According to the UK Phenology Network, “phenology is the study of the times of recurring natural phenomena especially in relation to climate.” It’s something gardeners tend to practice at this time of the year, as we’re all anxiously awaiting the arrival of spring. (Well, us northern gardeners are still waiting, even if the rest of you are already enjoying spring’s pleasures.) I keep a record of when the first snowdrop blooms every year, and I consult my records every winter when the madness of cabin fever overtakes me.
Phenology is even more practical when it is used as a guide to correctly timing the gardener’s work sequence: when you see this happen in the natural world, it’s time to do that. I find these kinds of instructions fascinating, but I rarely follow them. Partly because they’re mostly about when to plant vegetables, and I’m not currently the vegetable gardener in this family. For ornamental planting, I go by the general rule of thumb “as soon as the ground can be worked and I can find the time.” And the obsessive nit-picker in me is always sure I have the wrong kind of oak tree, and how big are squirrels’ ears anyway? Don’t follow my bad example, though. These observations represent the collective experience of many gardeners, and should be refined further by your own observation and experience. (This is one good use of a garden notebook, by the way.) Cyndy of Riverrim has been cataloging her observations for over ten years, and recently discovered some software for tracking phenological observations. Meresy of edge effect provided a list that I believe she compiled from several sources, and asked others to share their own phenology. As I’ve already admitted, I haven’t been keeping a very good record of my own observations, but, of course, I have a phenology file in my trusty file cabinet. I could have written one big long comment on Meresy’s blog, but I decided instead to post it here to share with all of you.

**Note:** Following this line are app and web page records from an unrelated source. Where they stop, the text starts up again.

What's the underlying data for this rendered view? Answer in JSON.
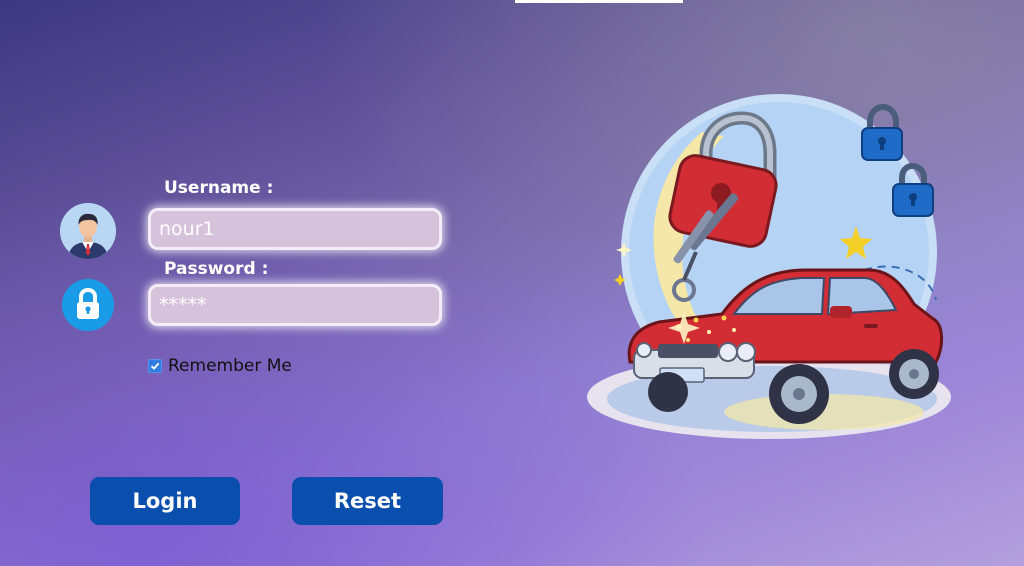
{
  "form": {
    "username_label": "Username :",
    "username_value": "nour1",
    "password_label": "Password :",
    "password_placeholder": "*****",
    "remember_label": "Remember Me",
    "remember_checked": true
  },
  "buttons": {
    "login_label": "Login",
    "reset_label": "Reset"
  },
  "icons": {
    "user": "user-avatar-icon",
    "lock": "lock-icon",
    "illustration": "car-keys-padlock-illustration"
  },
  "colors": {
    "button_bg": "#0b4fae",
    "field_bg": "#d6c2da",
    "checkbox": "#2f7de1",
    "lock_icon_bg": "#1a9be8",
    "user_icon_bg": "#aecdee"
  }
}
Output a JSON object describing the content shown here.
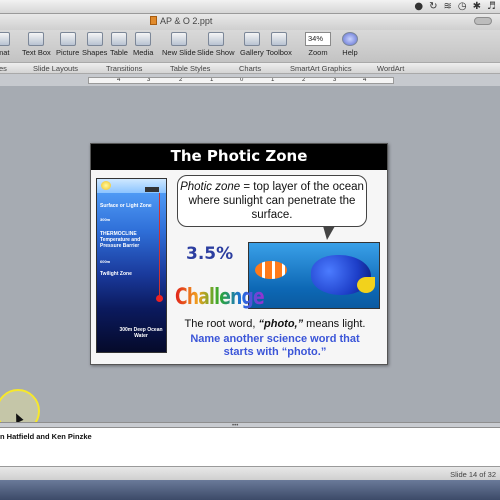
{
  "window": {
    "title": "AP & O 2.ppt"
  },
  "toolbar": {
    "items": [
      {
        "label": "rmat"
      },
      {
        "label": "Text Box"
      },
      {
        "label": "Picture"
      },
      {
        "label": "Shapes"
      },
      {
        "label": "Table"
      },
      {
        "label": "Media"
      },
      {
        "label": "New Slide"
      },
      {
        "label": "Slide Show"
      },
      {
        "label": "Gallery"
      },
      {
        "label": "Toolbox"
      },
      {
        "label": "Zoom"
      },
      {
        "label": "Help"
      }
    ],
    "zoom_value": "34%"
  },
  "ribbon": {
    "groups": [
      "es",
      "Slide Layouts",
      "Transitions",
      "Table Styles",
      "Charts",
      "SmartArt Graphics",
      "WordArt"
    ]
  },
  "ruler": {
    "ticks": [
      "4",
      "3",
      "2",
      "1",
      "0",
      "1",
      "2",
      "3",
      "4"
    ]
  },
  "slide": {
    "title": "The Photic Zone",
    "bubble_term": "Photic zone",
    "bubble_rest": " = top layer of the ocean where sunlight can penetrate the surface.",
    "percent": "3.5%",
    "challenge": "Challenge",
    "caption_prefix": "The root word, ",
    "caption_term": "“photo,”",
    "caption_suffix": " means light.",
    "caption2": "Name another science word that starts with “photo.”",
    "ocean_labels": [
      "Surface or Light Zone",
      "300m",
      "THERMOCLINE Temperature and Pressure Barrier",
      "600m",
      "Twilight Zone",
      "300m Deep Ocean Water"
    ]
  },
  "notes": {
    "text": "n Hatfield and Ken Pinzke"
  },
  "status": {
    "slide_indicator": "Slide 14 of 32"
  },
  "colors": {
    "slide_title_bg": "#000000",
    "caption2": "#3b55d8",
    "percent": "#2c3ea0",
    "cursor_highlight": "#f7e82a"
  }
}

From an old Johnny’s Selected Seeds newsletter:
- When you hear spring peepers (a type of frog), it’s time to plant peas
- Time to start plowing when you see the daffodils blooming. [Which daffodils? ‘February Gold’? ‘Fortissimo’? ‘King Alfred’?]
- Full dandelion bloom is the earliest corn planting time [even for the supersweet varieties that rot in cold soil?]
- Don’t plant beans until the apple trees are blossoming [but our apple blossoms often get frosted!]
- Plant tomatoes when the lilacs are in bloom [which lilac? the single white? the double white? the pale purple? the dark purple?]
From an anonymous photocopied magazine page:
- “When lilac leaves have emerged from their tight winter buds, plant peas, root crops, and lettuce outdoors.”
- “When lilac clusters are in full, opened flowers, plant beans and cucumbers.”
- “Late varieties of tulips in bloom signal safe corn planting time.”
- “Plant peppers and eggplant outside when iris is in bloom.” [presumably bearded iris]
- “Tomatoes can be set out when lily-of-the-valley is in full bloom.”
- “Plant beets and chard when daffodils are blooming.” [again, which daffodils? the ones along the road, or the ones on the north side of the house?]
From A Northeast Gardener’s Year by Lee Reich:
- When you see forsythia and daffodils blooming, sow the hardiest seeds outdoors: radishes, peas, sweet-peas, poppies, carrots, chard, lettuce, spinach, calendula, alyssum, cornflower, and baby’s-breath.
- When Juneberries and lilacs are blooming, plant out cold hardy seedlings, such as: cabbage, broccoli, onion, leek, snapdragon, dusty-miller, salvia, pansy, larkspur
- When spirea, wisteria, and wild cherry are blooming, sow cold-tender seeds: corn, beans, okra, melons, squash, cucumbers, nasturtiums, morning glory, sunflower, marigold, zinnia, and petunia
- When black locust and Vanhoutte spirea are blooming, plant cold tender seedlings of: zinnia, marigolds, tomatoes, and peppers
- When catalpas and mockoranges bloom, sow fall cabbage and broccoli seeds.
From Living Seasonally: The Kitchen Garden and the Table at North Hill by Joe Eck and Wayne Winterrowd, p. 54:
- As soon as frost is out of ground: spinach, radishes, broad beans
- Forsythia flowers: potatoes and peas, lettuce and other salad crops
- Apple blossom fall: beans, corn, carrots, celery, broccoli, cabbage, cauliflower, Brussels sprouts, onions
- Peonies fat in bud: cucumbers, peppers, tomatoes, eggplants, squashes, pumpkins [agh! which peony? I have early, mid, and late blooming varieties!]
As you can see, they don’t all agree. Ultimately you have to develop a customized phenology for your own local conditions. How wonderful to be so intimately in tune with the natural world that it guides your hand in the garden’s tending.